Maybe, of course, I’m wrong. But I think of the friend who lives on Park Avenue who turned to me once and said, out of nowhere, “If ever something bad is going to happen to the city, I pray each day that God will give me a sign. That He will let me see a rat stand up on the sidewalk. So I’ll know to gather the kids and go.” I absorbed this and, two years later, just a month ago, poured out my fears to a former high official of the United States government. His face turned grim. I apologized for being morbid. He said no, he thinks the same thing. He thinks it will happen in the next year and a half. I was surprised, and more surprised when he said that an acquaintance, a former arms expert for another country, thinks it will happen in a matter of months.
So now I have frightened you. But we must not sit around and be depressed. “Don’t cry,” Jimmy Cagney once said. “There’s enough water in the goulash already.”
We must take the time to do some things. We must press government officials to face the big, terrible thing. They know it could happen tomorrow; they just haven’t focused on it because there’s no Armageddon constituency. We should press for more from our foreign intelligence and our defense systems, and press local, state, and federal leaders to become more serious about civil defense and emergency management.
The other thing we must do is the most important.

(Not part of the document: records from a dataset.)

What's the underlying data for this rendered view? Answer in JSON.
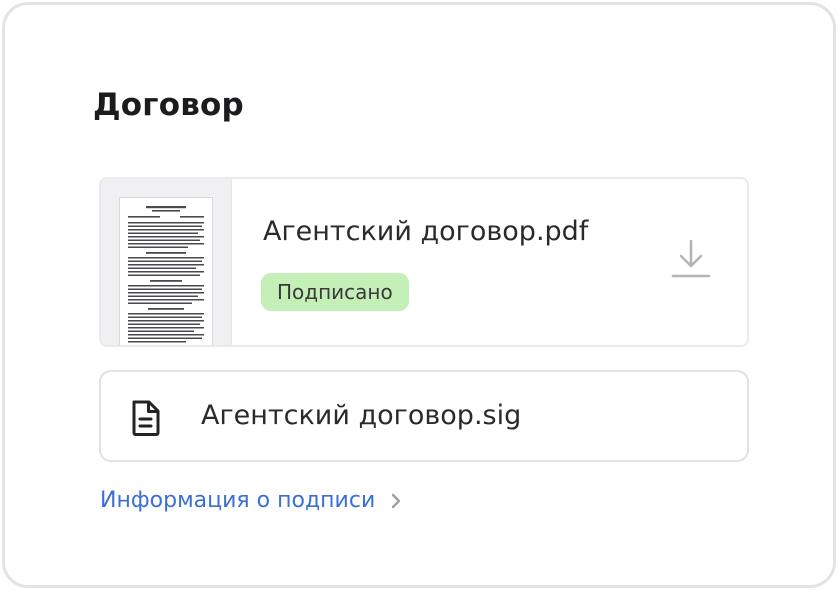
{
  "section": {
    "title": "Договор"
  },
  "document": {
    "file_name": "Агентский договор.pdf",
    "status": "Подписано",
    "status_color": "#c4efb6"
  },
  "signature_file": {
    "file_name": "Агентский договор.sig"
  },
  "signature_info_link": {
    "label": "Информация о подписи",
    "color": "#3b6fd6"
  },
  "icons": {
    "download": "download-icon",
    "file": "file-icon",
    "chevron": "chevron-right-icon"
  }
}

I once talked to a man who had a friend who’d done something that took his breath away. She was single, middle-aged and middle class, and wanted to find a child to love. She searched the orphanages of South America and took the child who was in the most trouble, sick and emotionally unwell. She took the little girl home and loved her hard, and in time the little girl grew and became strong, became in fact the kind of person who could and did help others. Twelve years later, at the girl’s high school graduation, she won the award for best all-around student. She played the piano for the recessional. Now she’s at college.
The man’s eyes grew moist. He had just been to the graduation. “These are the things that stay God’s hand,” he told me. I didn’t know what that meant. He explained: These are the things that keep God from letting us kill us all.
So be good. Do good. Stay his hand. And pray. When the Virgin Mary makes her visitations—she’s never made so many in all of recorded history as she has in this century—she says: Pray! Pray unceasingly!
I myself don’t, but I think about it a lot and sometimes pray when I think. But you don’t have to be Catholic to take this advice.
Pray. Unceasingly. Take the time.